The first thing you notice about Daniel Martínez is his smile. And then his laugh. Both come as natural as the way he slices up cycling’s steepest mountains.
The Colombian climber has plenty of reason for high spirits these days. The 22-year-old has been tapped to race his first Tour de France with EF Education First Drapac p/b Cannondale, EF Education First’s pro cycling team.
And it gets even better. His assigned task will be to protect his childhood hero, Rigoberto Urán. For Martínez, it’s like being called up to play point guard to Michael Jordan.
“My objective? That’s easy: to help Rigoberto Urán win the Tour de France!” says Martínez, his smile leaving no doubt he means it. “He was second last year, so why not? Everyone knows Rigo is capable of winning the Tour.”
Martínez might have to pinch himself. A Tour call-up is fulfilling a dream of every cyclist. It’s even more incredible in just his first season in the UCI WorldTour, the league of the best teams and racers in the world.
“I cannot believe that I will be racing alongside Rigo in the Tour. He’s a hero to me!” Martínez said. “I know what my job is. It’s to suffer and help Rigo.”
Martínez is part of a wave of Colombian riders making an impact in Europe. At 22, he’s also among the newest faces in cycling’s biggest races. His smile and contagious energy is making an impact, too.
“Cycling for me is a passion. It’s a job that comes easy. I hear of riders who do not like the bike, but it’s the opposite for me. My happiest morning is when I wake up knowing I have to ride my bike for six hours.”

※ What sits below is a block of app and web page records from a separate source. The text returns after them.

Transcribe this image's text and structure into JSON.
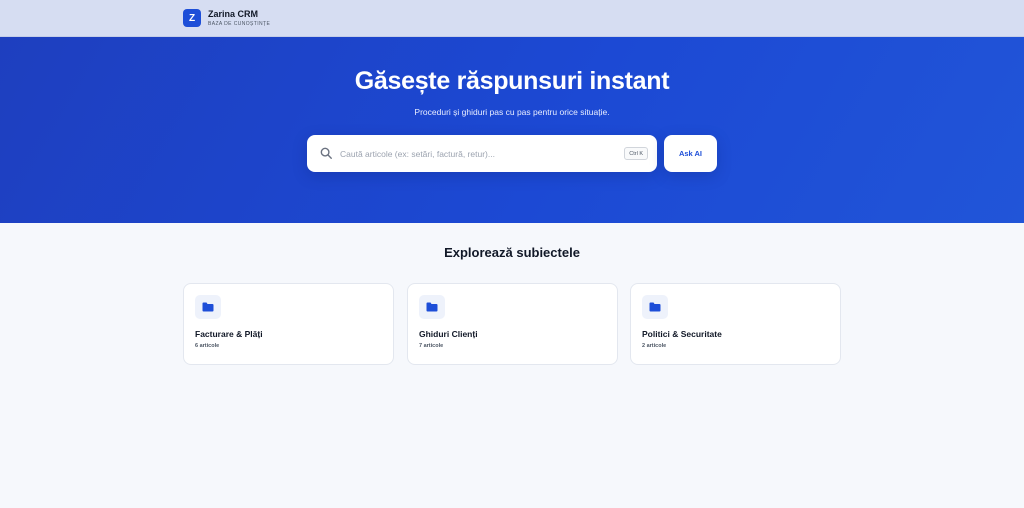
{
  "header": {
    "logo_letter": "Z",
    "app_name": "Zarina CRM",
    "app_subtitle": "Baza de cunoștințe"
  },
  "hero": {
    "title": "Găsește răspunsuri instant",
    "subtitle": "Proceduri și ghiduri pas cu pas pentru orice situație.",
    "search": {
      "placeholder": "Caută articole (ex: setări, factură, retur)...",
      "value": "",
      "shortcut": "Ctrl K",
      "icon": "search-icon"
    },
    "ask_button_label": "Ask AI"
  },
  "topics": {
    "title": "Explorează subiectele",
    "cards": [
      {
        "icon": "folder-icon",
        "title": "Facturare & Plăți",
        "count": "6 articole"
      },
      {
        "icon": "folder-icon",
        "title": "Ghiduri Clienți",
        "count": "7 articole"
      },
      {
        "icon": "folder-icon",
        "title": "Politici & Securitate",
        "count": "2 articole"
      }
    ]
  },
  "colors": {
    "accent": "#1d4ed8",
    "hero_background": "#1c49d4",
    "topbar_background": "#d6ddf2",
    "page_background": "#f6f8fc"
  }
}
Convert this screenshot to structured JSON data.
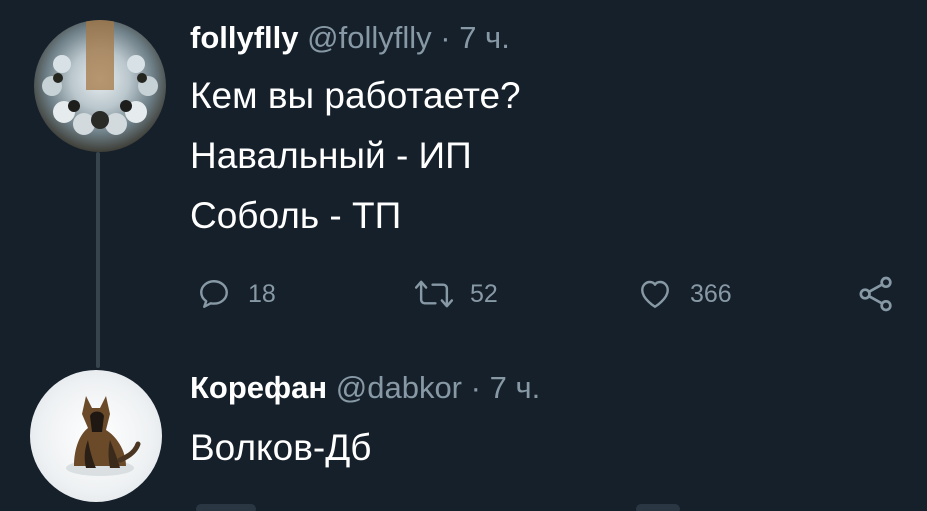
{
  "tweet1": {
    "display_name": "follyflly",
    "handle": "@follyflly",
    "separator": "·",
    "time": "7 ч.",
    "lines": [
      "Кем вы работаете?",
      "Навальный - ИП",
      "Соболь - ТП"
    ],
    "actions": {
      "reply": {
        "icon": "reply-icon",
        "count": "18"
      },
      "retweet": {
        "icon": "retweet-icon",
        "count": "52"
      },
      "like": {
        "icon": "heart-icon",
        "count": "366"
      },
      "share": {
        "icon": "share-icon"
      }
    }
  },
  "tweet2": {
    "display_name": "Корефан",
    "handle": "@dabkor",
    "separator": "·",
    "time": "7 ч.",
    "text": "Волков-Дб"
  },
  "colors": {
    "background": "#15202b",
    "text_primary": "#ffffff",
    "text_secondary": "#8899a6",
    "thread_line": "#38444d"
  }
}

Martínez hails from Soacha, a suburb of Colombia’s capitol of Bogotá, perched 8,500 feet above sea level. Local climbs hit 13,000 feet, meaning that Martínez has had plenty of practice climbing on the bike.
“My dream was to play soccer on the Barcelona football club. But I could ride a bike better than kicking the ball,” he says, chuckling. “Cycling is something that I could have never imagined doing as a professional. No one in my family is involved in the sport. Of course, now they are!”
Like most pros who eventually reach the Tour de France, he was superb at racing his bike. His early wins in the junior ranks earned him a slot on the Colombian national team as well as an invitation to train at the UCI’s World Cycling Center in Switzerland. Martínez soaked it all up.
“Like any professional, I like to suffer on the bike. If you do not like suffering, you must choose another job.”
Martinez’s determination and continued progress attracted the attention of EF Pro Cycling CEO Jonathan Vaughters.
“Dani caught my eye because he was succeeding all on his own on a small Italian team,” Vaughters says. “This isn’t so easy. Most Colombians get homesick, don’t adapt and need to go home. Daniel just made his own way inside Europe as a 20-year-old. He’s like a ‘mini-Rigo.’”
In addition to his focus on the Tour, Martinez is also working hard to improve his English skills by studying with EF English Live, the world’s largest online language school that EF launched with the help of Apple in the 1990s.
“I speak Spanish and Italian, and the English is coming along. I have been taking some classes online and the team speaks English. The team has an American feel to it, but it’s also very international. I felt right at home since the first moment.”
Ahead of the Tour, Martínez trained in Colombia, where he still lives with his parents. Like any good son, he enjoys his mom’s cooking, especially ajiaco, a tangy garlic chicken soup that’s a delicacy in Colombia. In what little spare time he might have, he likes to go fishing, take a paseo (an evening stroll) with his girlfriend or catch up on his favorite TV series. But right now, it’s all about the bike.
He’s not a household name yet, but that could change very fast.
“My dream? Of course, some day to be challenging for the victory in the sport’s biggest races.”